Observations on the colonization of freshly-felled timber treated with prophylactic chemicals by mould and sapstain fungi
1989 - IRG/WP 1394
Field tests using freshly felled pine sapwood were set up to determine the effectiveness of a range of antisapstain compounds and to study the problems of colonization by mould and sapstain fungi. Differences were recorded both in the overall performance of the compounds and also their selectivity in controlling specific fungal types. These results were found to be useful in gaining a better understanding of biocide - fungal interactions.
G R Williams, D A Lewis
Conforming to european standards for preservative-treated timber: Specifying with confidence
2000 - IRG/WP 00-20194
A four-year collaborative study between four industrial partners and BRE has assessed timber treated by current UK industrial practices in the light of current European Standards. Data were collected for CCA and creosote treated timber components, and compared with the requirements laid out in EN351-1 and -2. A number of difficulties were encountered that have been described in previous IRG papers (98-20150, 99-20156), such as the poor reproducibility of chemical analyses and variable timber density. This paper describes the conclusions of our collaboration, focusing on the application of the findings and how to overcome any difficulties encountered. The data collected allowed the calculation of figures that have been submitted for inclusion into the UK's proposed national code for preservative-treated timber (DD239). An example is the recommendation of new minimum retention figures for creosote-treated commodities.

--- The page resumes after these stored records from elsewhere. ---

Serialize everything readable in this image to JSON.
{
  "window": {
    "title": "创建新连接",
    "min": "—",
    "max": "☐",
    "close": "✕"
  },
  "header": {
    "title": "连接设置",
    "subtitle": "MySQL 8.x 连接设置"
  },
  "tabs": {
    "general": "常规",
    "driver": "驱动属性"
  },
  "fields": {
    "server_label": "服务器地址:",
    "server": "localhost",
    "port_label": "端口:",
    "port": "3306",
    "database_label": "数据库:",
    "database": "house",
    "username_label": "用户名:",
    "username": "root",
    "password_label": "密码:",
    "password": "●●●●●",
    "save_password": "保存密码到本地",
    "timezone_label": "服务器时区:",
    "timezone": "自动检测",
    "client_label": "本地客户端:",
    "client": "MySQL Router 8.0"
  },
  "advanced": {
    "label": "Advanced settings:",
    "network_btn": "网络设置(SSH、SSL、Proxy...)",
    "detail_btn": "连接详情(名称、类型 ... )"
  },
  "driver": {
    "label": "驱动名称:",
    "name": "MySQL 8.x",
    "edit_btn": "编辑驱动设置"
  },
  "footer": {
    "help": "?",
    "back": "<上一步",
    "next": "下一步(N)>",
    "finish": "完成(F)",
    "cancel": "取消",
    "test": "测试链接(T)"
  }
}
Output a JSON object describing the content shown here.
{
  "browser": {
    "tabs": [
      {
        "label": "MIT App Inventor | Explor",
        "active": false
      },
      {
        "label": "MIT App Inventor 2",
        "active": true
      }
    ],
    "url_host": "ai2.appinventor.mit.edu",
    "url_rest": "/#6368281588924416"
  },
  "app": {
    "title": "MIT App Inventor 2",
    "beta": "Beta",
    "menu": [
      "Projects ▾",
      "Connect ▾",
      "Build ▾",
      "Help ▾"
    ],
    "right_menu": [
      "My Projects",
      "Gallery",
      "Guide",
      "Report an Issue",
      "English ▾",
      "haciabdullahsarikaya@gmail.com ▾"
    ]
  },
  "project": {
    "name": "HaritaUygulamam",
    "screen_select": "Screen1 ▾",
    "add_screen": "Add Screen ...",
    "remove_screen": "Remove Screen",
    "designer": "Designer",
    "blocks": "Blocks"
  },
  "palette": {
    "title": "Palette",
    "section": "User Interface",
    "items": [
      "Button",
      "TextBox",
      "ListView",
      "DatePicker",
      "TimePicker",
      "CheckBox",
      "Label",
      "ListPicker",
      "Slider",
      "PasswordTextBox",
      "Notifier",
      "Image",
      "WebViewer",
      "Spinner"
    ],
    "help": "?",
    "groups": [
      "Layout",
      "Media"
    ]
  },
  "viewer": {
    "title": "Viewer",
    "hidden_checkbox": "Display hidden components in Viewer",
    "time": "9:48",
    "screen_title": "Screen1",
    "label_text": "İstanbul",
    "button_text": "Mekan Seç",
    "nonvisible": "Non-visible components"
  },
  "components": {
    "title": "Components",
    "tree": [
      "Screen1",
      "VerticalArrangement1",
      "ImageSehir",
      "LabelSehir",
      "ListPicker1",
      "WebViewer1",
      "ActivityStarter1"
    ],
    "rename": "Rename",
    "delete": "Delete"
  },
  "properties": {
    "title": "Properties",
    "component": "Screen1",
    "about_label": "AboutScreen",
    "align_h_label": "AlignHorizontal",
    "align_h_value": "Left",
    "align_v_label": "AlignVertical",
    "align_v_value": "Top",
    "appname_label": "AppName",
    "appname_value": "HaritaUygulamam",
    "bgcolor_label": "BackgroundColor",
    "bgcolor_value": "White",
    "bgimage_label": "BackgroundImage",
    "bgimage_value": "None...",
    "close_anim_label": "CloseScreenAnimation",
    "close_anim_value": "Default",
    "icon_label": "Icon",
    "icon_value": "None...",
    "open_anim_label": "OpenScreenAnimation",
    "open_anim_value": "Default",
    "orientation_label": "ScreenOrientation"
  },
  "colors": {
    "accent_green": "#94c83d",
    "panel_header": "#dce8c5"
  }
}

This paper describes the factors that will enable UK specifiers to use the European Standards with confidence and greater understanding of how they map onto traditional methods of specification. In addition valuable lessons have been learnt applicable to the industry world wide.

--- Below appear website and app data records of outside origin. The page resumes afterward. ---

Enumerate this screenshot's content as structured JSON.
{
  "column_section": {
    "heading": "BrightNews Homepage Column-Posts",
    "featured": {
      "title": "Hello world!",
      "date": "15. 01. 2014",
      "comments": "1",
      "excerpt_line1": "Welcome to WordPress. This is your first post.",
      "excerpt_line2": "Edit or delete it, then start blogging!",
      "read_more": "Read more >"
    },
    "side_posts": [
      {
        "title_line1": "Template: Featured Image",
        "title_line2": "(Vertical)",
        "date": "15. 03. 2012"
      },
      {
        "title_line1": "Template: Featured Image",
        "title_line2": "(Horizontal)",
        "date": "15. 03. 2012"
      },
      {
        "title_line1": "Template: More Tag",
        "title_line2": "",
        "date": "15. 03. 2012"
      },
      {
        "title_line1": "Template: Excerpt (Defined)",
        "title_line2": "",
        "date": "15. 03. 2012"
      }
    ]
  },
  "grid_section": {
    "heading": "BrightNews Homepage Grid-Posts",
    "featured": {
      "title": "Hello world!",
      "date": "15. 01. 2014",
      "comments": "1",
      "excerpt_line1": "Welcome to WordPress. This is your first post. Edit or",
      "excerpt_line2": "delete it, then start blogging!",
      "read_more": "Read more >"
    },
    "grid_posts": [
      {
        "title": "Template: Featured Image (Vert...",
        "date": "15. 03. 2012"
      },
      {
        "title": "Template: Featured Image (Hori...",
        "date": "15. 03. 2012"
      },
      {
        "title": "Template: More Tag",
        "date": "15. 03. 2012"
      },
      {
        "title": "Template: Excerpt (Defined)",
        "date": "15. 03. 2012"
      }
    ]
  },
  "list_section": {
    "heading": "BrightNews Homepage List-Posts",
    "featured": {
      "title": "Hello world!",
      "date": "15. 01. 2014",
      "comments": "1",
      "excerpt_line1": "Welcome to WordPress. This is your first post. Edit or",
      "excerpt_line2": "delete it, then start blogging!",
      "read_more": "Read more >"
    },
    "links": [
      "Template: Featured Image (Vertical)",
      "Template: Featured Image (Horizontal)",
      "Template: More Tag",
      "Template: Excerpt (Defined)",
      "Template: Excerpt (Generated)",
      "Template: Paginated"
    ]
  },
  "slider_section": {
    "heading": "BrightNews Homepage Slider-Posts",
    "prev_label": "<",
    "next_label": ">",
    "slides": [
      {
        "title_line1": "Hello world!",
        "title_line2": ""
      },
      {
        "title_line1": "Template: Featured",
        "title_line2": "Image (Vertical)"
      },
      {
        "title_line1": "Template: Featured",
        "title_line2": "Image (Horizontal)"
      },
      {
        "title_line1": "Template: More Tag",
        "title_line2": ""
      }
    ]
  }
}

E D Suttie, R J Orsler
On site test for indicative determination of leaching of components of preservatives from treated timber. Part 2: New data on CCA-C, CC and CCB treated timber

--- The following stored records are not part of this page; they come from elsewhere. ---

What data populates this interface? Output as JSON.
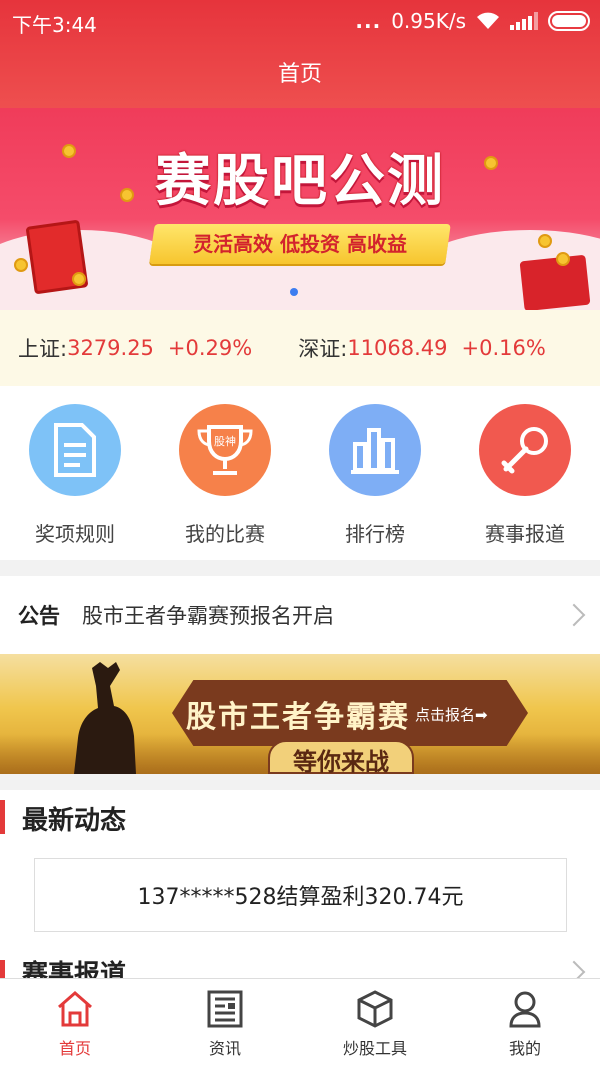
{
  "status_bar": {
    "time": "下午3:44",
    "dots": "...",
    "speed": "0.95K/s"
  },
  "header": {
    "title": "首页"
  },
  "banner": {
    "title": "赛股吧公测",
    "subtitle": "灵活高效 低投资 高收益"
  },
  "indices": [
    {
      "label": "上证:",
      "value": "3279.25",
      "change": "+0.29%"
    },
    {
      "label": "深证:",
      "value": "11068.49",
      "change": "+0.16%"
    }
  ],
  "shortcuts": [
    {
      "label": "奖项规则",
      "icon": "document-icon",
      "color": "#7ec2f7"
    },
    {
      "label": "我的比赛",
      "icon": "trophy-icon",
      "color": "#f6814a",
      "icon_text": "股神"
    },
    {
      "label": "排行榜",
      "icon": "bar-chart-icon",
      "color": "#7eaef5"
    },
    {
      "label": "赛事报道",
      "icon": "microphone-icon",
      "color": "#f1594f"
    }
  ],
  "notice": {
    "tag": "公告",
    "text": "股市王者争霸赛预报名开启"
  },
  "promo": {
    "title": "股市王者争霸赛",
    "cta": "点击报名➡",
    "subtitle": "等你来战"
  },
  "news": {
    "section_title": "最新动态",
    "items": [
      "137*****528结算盈利320.74元"
    ]
  },
  "report": {
    "section_title": "赛事报道"
  },
  "tabbar": [
    {
      "label": "首页",
      "icon": "home-icon",
      "active": true
    },
    {
      "label": "资讯",
      "icon": "news-icon",
      "active": false
    },
    {
      "label": "炒股工具",
      "icon": "cube-icon",
      "active": false
    },
    {
      "label": "我的",
      "icon": "user-icon",
      "active": false
    }
  ],
  "colors": {
    "primary": "#e33a3a",
    "index_bg": "#fdf9e6"
  }
}
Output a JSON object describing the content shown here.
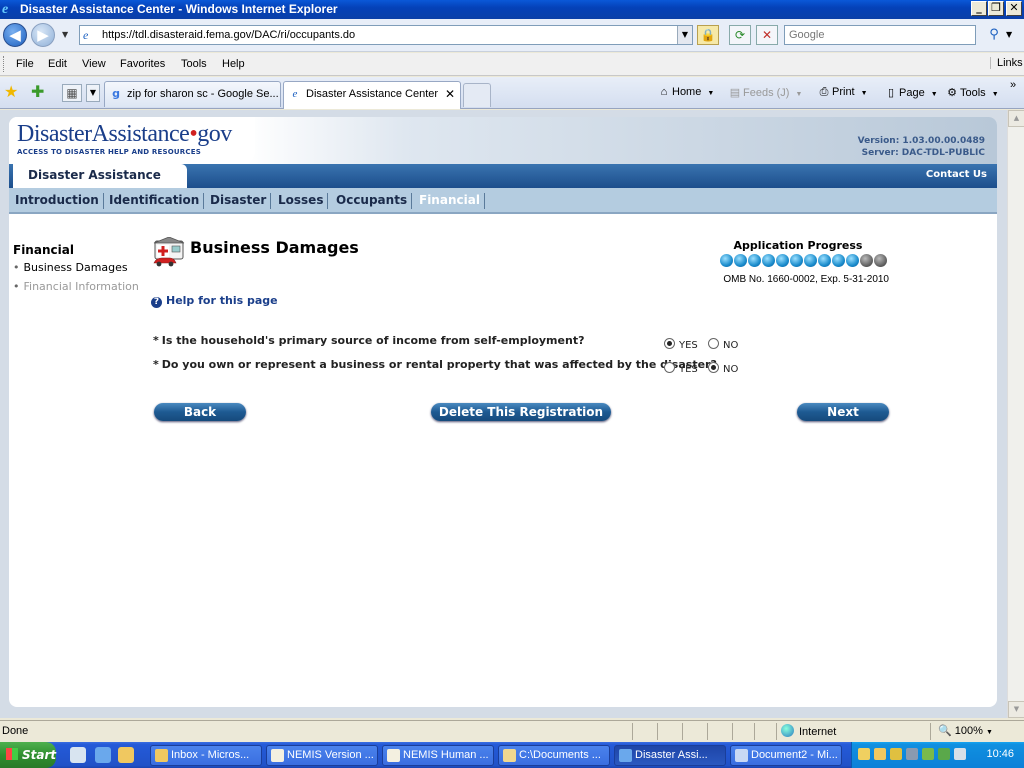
{
  "window": {
    "title": "Disaster Assistance Center - Windows Internet Explorer",
    "min_glyph": "_",
    "max_glyph": "❐",
    "close_glyph": "✕"
  },
  "addressbar": {
    "url": "https://tdl.disasteraid.fema.gov/DAC/ri/occupants.do",
    "search_placeholder": "Google"
  },
  "menubar": {
    "items": [
      "File",
      "Edit",
      "View",
      "Favorites",
      "Tools",
      "Help"
    ],
    "links": "Links"
  },
  "tabs": {
    "items": [
      {
        "label": "zip for sharon sc - Google Se...",
        "icon": "google-icon"
      },
      {
        "label": "Disaster Assistance Center",
        "icon": "ie-page-icon"
      }
    ],
    "close_glyph": "✕",
    "commands": {
      "home": "Home",
      "feeds": "Feeds (J)",
      "print": "Print",
      "page": "Page",
      "tools": "Tools"
    }
  },
  "site": {
    "logo": {
      "disaster": "Disaster",
      "assistance": "Assistance",
      "gov": "gov",
      "tagline": "ACCESS TO DISASTER HELP AND RESOURCES"
    },
    "version": "Version: 1.03.00.00.0489",
    "server": "Server: DAC-TDL-PUBLIC",
    "section_title": "Disaster Assistance",
    "contact": "Contact Us",
    "nav": [
      "Introduction",
      "Identification",
      "Disaster",
      "Losses",
      "Occupants",
      "Financial"
    ],
    "current_nav": "Financial"
  },
  "sidebar": {
    "title": "Financial",
    "items": [
      {
        "label": "Business Damages",
        "state": "current"
      },
      {
        "label": "Financial Information",
        "state": "disabled"
      }
    ]
  },
  "main": {
    "title": "Business Damages",
    "progress": {
      "label": "Application Progress",
      "completed_steps": 10,
      "total_steps": 12
    },
    "omb": "OMB No. 1660-0002, Exp. 5-31-2010",
    "help": "Help for this page",
    "questions": [
      {
        "text": "Is the household's primary source of income from self-employment?",
        "required_marker": "*",
        "answer": "YES"
      },
      {
        "text": "Do you own or represent a business or rental property that was affected by the disaster?",
        "required_marker": "*",
        "answer": "NO"
      }
    ],
    "yes_label": "YES",
    "no_label": "NO",
    "buttons": {
      "back": "Back",
      "delete": "Delete This Registration",
      "next": "Next"
    }
  },
  "status": {
    "text": "Done",
    "zone": "Internet",
    "zoom": "100%"
  },
  "taskbar": {
    "start": "Start",
    "items": [
      {
        "label": "Inbox - Micros...",
        "active": false
      },
      {
        "label": "NEMIS Version ...",
        "active": false
      },
      {
        "label": "NEMIS Human ...",
        "active": false
      },
      {
        "label": "C:\\Documents ...",
        "active": false
      },
      {
        "label": "Disaster Assi...",
        "active": true
      },
      {
        "label": "Document2 - Mi...",
        "active": false
      }
    ],
    "clock": "10:46"
  },
  "colors": {
    "brand_blue": "#1a3e8a",
    "nav_bar": "#b4cce0",
    "progress_done": "#1a8ccc",
    "progress_todo": "#666666"
  }
}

1994 - IRG/WP 94-50025
The 'on site test' was published at the IRG meeting in Cannes in February 1993 (IRG/WP 93-50001/12). Since this publication many on site tests were performed parallel to so-called shower tests. The correlation between the test results of the on site tests and the shower test has been established more clearly. For chromium the correlation between both tests is indistinctive of preservative formulation. For copper the correlation differs for CCA on one side and CC's and CCB's on the other side. In some cases the on site test does not correcty predict shower test results. The reasons for this phenomenon are discussed. It can be concluded that the on site test is a roughly indicative test for assessing the leaching of components of preservatives from treated timber. The correlation figures, however, are formulation dependent.
W J Homan
Recycling of pressure impregnated timber and preservatives - incineration techniques
2001 - IRG/WP 01-50166-19
The object of the recycling research projects is to determine the technical and economical requirements of the recycling of CCA-impregnated wood. In the first recycling of impregnated timber project the amount and location of recyclable treated wood in Finland was determined and the costs of recycling were calculated. An incineration test was also made (1998). The conclusion of the first project is that it is possible to design a full scale plant for burning CCA-treated wood, to treat condensate water, to purify the gases using a very effective method, and to treat the ash in a copper smelter. The object of the second recycling research project in Finland is to determine the technical and economical requirements of incinerating CCA-impregnated timber so that an investment decision can be taken on whether to build an incineration plant. Thus far in the course of the second project a trial has been established for collecting impregnated sawn timber at waste treatment plants and for cleaning the material of large metal constituents. The first part of the incineration trial was carried out in November 2000 and this will continue in the spring of 2001, after which an interested investor can reach a decision on a possible investment.
T Syrjänen, E Kangas